→ **WORK INSTRUCTION**
Wherever the word "LINGORA" appears in a line of the records, copy that line.
========================
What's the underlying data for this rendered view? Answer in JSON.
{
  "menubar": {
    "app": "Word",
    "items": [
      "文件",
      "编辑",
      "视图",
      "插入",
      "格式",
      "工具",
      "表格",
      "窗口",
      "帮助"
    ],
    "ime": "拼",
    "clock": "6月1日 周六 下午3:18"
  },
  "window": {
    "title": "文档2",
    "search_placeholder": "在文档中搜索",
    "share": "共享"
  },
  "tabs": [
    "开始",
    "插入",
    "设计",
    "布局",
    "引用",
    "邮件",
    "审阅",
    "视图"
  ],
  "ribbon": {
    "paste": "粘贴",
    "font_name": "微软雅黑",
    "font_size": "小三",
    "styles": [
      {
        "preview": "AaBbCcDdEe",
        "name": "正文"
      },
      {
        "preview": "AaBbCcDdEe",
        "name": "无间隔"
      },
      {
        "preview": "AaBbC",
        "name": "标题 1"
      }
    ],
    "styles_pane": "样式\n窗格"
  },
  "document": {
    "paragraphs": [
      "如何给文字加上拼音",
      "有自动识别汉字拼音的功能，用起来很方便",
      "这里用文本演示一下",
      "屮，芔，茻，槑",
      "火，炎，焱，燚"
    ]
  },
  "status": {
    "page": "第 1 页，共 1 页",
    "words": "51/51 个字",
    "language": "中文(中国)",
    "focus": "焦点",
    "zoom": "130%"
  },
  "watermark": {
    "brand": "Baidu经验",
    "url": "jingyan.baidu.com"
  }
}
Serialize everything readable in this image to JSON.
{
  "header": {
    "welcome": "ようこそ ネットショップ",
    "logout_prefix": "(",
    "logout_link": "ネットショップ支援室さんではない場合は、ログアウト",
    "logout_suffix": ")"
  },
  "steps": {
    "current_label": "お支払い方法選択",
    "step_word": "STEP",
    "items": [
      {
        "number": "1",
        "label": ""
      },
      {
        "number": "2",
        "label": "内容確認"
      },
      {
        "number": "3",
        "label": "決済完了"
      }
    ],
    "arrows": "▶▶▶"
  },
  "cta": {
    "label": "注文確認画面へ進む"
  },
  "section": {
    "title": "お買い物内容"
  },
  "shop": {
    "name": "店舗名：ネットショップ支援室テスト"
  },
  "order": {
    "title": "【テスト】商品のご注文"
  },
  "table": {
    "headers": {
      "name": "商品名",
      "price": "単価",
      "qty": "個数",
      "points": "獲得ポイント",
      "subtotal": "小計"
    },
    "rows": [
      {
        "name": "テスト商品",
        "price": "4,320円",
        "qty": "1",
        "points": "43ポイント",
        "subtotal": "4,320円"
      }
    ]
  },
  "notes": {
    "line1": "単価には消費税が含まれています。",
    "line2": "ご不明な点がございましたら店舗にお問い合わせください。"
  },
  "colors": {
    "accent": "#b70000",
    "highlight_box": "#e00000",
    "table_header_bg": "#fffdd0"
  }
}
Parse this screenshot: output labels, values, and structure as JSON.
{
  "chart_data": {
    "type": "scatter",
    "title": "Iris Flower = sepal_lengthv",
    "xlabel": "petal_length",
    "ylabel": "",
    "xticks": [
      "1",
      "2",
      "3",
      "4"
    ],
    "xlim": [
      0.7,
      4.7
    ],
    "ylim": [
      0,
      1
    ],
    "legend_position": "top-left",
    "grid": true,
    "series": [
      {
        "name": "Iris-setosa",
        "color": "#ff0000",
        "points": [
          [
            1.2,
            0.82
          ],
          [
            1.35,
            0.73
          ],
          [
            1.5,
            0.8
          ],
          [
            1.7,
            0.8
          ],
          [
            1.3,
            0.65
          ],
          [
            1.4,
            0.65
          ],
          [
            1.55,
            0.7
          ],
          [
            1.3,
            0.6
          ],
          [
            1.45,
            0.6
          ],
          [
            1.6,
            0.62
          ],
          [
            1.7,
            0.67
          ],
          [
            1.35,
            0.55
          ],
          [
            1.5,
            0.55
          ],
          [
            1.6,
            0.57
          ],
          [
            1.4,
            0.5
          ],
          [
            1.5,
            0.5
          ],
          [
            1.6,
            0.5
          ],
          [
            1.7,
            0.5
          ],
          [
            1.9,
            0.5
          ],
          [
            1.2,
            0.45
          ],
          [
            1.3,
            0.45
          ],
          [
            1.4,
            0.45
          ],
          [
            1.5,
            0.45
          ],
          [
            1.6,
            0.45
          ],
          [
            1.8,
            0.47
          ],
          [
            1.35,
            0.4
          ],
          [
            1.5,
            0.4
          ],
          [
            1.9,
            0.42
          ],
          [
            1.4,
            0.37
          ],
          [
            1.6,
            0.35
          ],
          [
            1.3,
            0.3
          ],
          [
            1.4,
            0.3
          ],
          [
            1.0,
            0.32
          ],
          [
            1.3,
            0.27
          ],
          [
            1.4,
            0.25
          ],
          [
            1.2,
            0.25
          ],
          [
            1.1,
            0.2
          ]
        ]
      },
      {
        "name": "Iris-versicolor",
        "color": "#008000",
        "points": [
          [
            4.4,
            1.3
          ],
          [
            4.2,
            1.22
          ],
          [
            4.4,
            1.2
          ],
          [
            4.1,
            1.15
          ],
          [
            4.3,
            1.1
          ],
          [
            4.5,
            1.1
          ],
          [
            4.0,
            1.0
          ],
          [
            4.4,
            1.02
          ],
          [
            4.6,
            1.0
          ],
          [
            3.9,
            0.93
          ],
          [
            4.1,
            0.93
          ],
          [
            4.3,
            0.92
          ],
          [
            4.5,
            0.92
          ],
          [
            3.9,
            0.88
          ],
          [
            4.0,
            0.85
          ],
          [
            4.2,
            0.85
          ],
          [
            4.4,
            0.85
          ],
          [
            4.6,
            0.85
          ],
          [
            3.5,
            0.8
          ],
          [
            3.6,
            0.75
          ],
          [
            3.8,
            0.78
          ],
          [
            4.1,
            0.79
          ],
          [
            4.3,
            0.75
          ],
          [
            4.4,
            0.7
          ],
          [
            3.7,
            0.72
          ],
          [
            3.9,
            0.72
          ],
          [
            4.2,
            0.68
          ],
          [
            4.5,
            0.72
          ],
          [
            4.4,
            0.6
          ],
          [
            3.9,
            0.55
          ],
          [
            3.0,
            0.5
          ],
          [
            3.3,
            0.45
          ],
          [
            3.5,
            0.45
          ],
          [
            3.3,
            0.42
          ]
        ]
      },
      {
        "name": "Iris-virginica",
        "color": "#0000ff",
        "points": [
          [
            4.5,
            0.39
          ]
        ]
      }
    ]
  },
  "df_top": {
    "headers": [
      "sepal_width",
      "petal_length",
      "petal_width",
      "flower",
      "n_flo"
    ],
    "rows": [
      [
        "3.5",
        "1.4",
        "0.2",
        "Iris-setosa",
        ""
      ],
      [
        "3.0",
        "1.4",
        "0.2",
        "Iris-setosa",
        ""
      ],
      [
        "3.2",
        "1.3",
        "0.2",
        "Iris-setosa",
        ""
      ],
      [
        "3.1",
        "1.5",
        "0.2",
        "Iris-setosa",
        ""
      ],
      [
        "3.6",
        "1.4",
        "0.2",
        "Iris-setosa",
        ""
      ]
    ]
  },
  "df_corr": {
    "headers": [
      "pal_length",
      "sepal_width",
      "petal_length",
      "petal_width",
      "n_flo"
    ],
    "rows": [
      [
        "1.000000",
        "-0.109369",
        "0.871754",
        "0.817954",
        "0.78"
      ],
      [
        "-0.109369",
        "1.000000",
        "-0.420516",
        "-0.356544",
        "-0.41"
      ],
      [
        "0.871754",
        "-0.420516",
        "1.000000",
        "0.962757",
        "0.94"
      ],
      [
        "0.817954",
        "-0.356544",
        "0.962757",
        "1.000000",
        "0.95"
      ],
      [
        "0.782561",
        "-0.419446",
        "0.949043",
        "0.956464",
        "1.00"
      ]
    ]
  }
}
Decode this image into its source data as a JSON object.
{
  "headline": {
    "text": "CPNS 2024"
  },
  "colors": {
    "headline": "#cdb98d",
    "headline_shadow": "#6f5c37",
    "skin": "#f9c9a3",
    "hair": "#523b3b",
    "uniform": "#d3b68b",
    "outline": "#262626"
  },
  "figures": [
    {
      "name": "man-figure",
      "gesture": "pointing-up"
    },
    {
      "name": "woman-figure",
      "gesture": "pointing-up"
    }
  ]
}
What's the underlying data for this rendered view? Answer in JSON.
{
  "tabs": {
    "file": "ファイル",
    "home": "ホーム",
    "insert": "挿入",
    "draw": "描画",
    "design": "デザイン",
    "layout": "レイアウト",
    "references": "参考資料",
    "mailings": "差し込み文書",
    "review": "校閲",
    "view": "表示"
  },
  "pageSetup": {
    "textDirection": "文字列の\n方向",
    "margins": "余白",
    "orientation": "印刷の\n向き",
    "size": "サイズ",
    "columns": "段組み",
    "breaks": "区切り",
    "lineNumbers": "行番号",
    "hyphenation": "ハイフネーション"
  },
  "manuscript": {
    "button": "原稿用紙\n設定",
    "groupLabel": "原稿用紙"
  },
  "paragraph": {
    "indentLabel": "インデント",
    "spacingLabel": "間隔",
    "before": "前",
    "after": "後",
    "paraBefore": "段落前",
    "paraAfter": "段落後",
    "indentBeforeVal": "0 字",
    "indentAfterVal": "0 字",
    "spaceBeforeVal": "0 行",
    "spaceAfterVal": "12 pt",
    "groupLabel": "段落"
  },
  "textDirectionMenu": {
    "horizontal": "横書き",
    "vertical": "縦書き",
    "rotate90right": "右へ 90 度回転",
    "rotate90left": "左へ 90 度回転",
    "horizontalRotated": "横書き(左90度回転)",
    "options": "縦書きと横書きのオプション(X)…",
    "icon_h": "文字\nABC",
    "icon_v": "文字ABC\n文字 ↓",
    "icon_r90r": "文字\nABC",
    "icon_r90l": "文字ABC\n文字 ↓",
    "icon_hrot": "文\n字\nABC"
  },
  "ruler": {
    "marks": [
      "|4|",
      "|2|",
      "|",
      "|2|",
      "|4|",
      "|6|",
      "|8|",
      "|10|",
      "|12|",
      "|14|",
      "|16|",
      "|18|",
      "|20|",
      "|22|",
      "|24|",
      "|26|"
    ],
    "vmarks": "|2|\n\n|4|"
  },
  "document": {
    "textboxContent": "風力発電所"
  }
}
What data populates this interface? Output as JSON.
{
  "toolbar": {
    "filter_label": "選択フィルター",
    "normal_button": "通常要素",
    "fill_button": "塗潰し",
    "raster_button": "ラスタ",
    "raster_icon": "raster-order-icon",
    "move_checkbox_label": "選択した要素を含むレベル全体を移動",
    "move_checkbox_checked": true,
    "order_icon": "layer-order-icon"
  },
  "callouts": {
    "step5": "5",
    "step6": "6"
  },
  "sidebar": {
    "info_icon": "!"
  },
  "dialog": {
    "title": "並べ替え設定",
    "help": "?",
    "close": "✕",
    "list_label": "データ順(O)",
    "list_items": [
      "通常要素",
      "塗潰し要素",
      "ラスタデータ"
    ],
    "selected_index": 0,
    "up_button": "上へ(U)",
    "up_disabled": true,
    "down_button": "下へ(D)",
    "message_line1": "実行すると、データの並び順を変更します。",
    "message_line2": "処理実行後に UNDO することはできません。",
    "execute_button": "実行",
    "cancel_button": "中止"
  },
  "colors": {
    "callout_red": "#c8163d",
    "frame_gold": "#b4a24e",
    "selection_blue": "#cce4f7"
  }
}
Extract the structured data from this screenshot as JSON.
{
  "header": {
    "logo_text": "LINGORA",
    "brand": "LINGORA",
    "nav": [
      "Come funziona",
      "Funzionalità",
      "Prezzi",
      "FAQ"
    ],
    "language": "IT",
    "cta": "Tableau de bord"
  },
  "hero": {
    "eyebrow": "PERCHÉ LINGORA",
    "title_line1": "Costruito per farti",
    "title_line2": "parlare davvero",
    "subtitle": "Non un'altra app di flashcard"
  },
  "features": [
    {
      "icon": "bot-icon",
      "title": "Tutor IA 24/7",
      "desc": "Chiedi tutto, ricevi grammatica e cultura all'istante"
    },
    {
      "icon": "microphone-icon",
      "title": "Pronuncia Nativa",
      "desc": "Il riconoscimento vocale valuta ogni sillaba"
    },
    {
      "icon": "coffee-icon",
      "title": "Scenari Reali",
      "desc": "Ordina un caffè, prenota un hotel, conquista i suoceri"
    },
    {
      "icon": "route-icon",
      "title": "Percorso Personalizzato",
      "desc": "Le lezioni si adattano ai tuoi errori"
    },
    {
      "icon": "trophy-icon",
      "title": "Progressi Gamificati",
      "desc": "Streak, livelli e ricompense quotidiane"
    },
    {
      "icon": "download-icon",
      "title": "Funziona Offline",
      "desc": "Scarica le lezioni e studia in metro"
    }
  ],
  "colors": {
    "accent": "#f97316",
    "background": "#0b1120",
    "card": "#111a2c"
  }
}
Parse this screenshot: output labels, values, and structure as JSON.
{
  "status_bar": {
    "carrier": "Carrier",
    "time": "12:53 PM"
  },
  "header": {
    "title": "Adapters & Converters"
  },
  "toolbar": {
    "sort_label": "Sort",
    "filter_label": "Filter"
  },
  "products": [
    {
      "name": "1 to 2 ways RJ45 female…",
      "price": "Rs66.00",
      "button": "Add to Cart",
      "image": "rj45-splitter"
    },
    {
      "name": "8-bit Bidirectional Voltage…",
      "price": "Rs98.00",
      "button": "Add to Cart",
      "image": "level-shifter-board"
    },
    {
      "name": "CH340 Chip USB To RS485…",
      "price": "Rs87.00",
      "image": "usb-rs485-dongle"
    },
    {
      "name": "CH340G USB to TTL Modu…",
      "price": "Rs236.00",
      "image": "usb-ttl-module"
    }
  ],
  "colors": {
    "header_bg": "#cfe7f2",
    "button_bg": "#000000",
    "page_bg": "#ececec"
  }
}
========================
→ **THE ANSWER**
    "logo_text": "LINGORA",
    "brand": "LINGORA",
    "eyebrow": "PERCHÉ LINGORA",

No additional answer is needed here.